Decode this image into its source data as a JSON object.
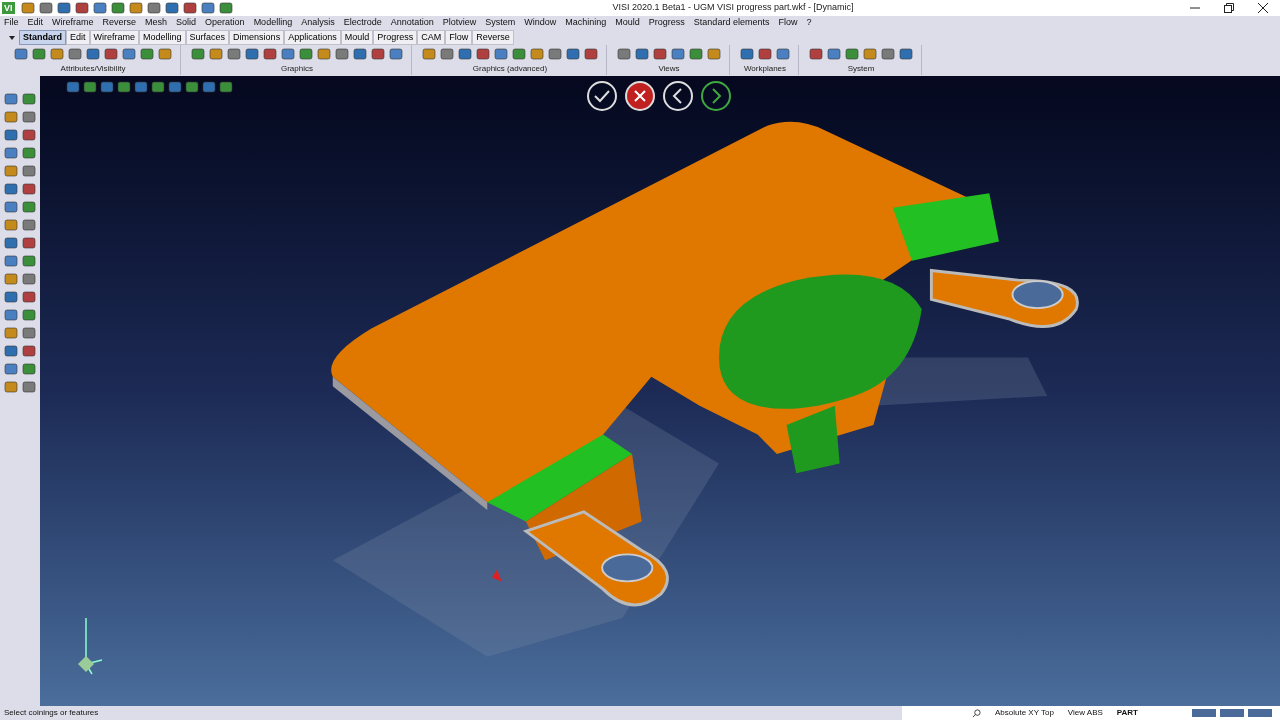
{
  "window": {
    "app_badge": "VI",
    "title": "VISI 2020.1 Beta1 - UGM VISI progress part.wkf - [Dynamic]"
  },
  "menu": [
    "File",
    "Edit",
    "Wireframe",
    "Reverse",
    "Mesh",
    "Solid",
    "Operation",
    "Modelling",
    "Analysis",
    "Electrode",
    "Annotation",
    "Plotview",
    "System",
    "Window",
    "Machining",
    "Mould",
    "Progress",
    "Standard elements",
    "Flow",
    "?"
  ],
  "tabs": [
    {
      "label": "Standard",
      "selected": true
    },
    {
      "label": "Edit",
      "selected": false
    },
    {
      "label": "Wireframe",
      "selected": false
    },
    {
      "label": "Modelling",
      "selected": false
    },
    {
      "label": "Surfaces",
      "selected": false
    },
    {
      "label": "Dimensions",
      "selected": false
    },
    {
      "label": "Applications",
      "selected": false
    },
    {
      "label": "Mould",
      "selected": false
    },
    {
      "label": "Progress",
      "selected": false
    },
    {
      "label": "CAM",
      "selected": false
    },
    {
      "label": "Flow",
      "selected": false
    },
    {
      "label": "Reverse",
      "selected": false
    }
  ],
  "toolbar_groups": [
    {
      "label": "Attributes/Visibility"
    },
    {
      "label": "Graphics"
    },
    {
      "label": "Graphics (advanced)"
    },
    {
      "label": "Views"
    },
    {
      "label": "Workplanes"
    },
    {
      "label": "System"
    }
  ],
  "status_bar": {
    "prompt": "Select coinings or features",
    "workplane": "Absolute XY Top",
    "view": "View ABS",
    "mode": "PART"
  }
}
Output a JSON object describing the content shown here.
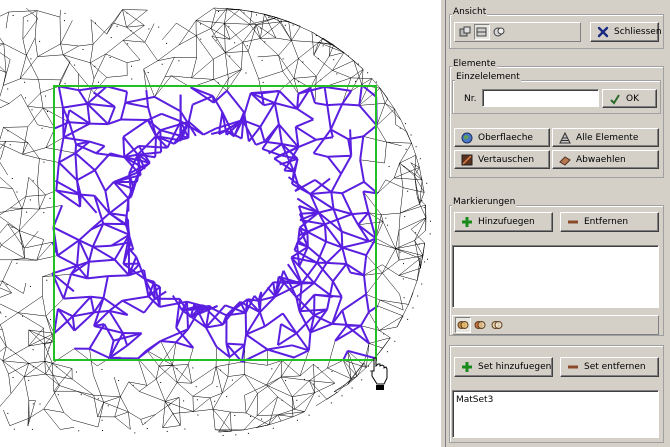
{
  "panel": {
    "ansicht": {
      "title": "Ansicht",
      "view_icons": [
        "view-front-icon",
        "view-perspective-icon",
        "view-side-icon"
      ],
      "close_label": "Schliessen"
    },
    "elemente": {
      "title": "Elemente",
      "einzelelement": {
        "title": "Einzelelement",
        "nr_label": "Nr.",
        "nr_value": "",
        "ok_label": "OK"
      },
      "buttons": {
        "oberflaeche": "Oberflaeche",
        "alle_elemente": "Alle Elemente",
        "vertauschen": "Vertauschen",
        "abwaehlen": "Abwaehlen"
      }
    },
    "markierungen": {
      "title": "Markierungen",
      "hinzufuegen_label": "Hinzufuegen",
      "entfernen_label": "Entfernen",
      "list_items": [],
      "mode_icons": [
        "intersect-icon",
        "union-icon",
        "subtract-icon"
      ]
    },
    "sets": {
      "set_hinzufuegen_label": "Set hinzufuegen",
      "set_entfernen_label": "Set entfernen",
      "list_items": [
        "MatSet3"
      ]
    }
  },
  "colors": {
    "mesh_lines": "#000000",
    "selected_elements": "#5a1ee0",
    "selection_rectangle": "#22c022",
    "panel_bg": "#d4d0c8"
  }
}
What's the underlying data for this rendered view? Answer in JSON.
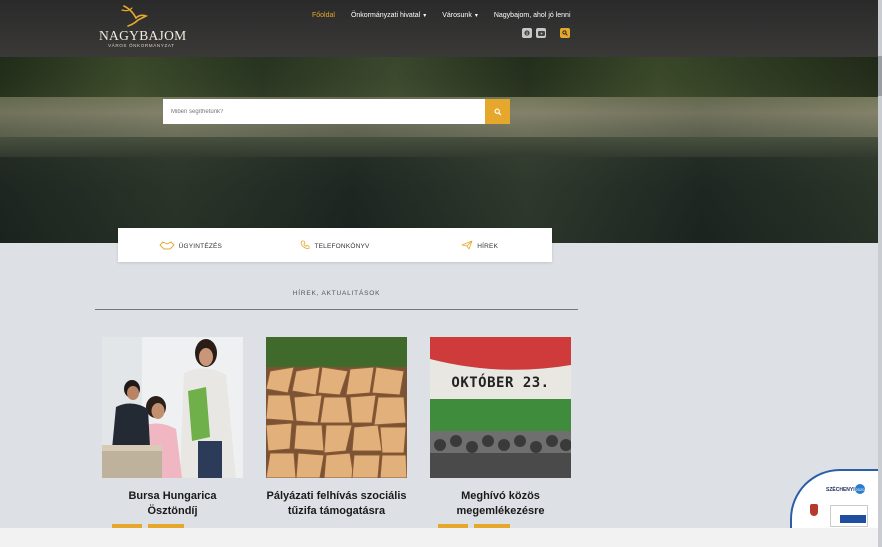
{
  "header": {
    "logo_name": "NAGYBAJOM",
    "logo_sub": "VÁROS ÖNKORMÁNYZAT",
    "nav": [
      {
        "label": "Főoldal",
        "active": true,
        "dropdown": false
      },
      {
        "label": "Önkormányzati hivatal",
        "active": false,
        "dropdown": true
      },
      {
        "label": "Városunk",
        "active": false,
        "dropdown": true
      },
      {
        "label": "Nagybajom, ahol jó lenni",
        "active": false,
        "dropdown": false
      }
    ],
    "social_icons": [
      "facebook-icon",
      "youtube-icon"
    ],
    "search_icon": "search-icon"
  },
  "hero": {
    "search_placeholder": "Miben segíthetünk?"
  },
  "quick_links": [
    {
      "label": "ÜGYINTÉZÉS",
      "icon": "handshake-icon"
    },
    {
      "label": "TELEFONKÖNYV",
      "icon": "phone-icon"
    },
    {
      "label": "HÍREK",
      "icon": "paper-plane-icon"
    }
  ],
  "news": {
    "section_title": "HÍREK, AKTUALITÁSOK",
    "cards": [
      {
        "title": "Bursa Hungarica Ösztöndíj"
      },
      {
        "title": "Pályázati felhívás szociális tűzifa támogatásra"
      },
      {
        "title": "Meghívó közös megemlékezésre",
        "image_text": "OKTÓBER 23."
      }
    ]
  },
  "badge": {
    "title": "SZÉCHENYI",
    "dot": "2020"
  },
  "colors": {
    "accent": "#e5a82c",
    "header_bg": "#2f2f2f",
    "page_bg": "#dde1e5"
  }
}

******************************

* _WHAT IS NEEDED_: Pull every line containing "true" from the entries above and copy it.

* _RESULT FOR THIS TASK_:
      "selected": true
        "active": true,
        "dropdown": true
        "dropdown": true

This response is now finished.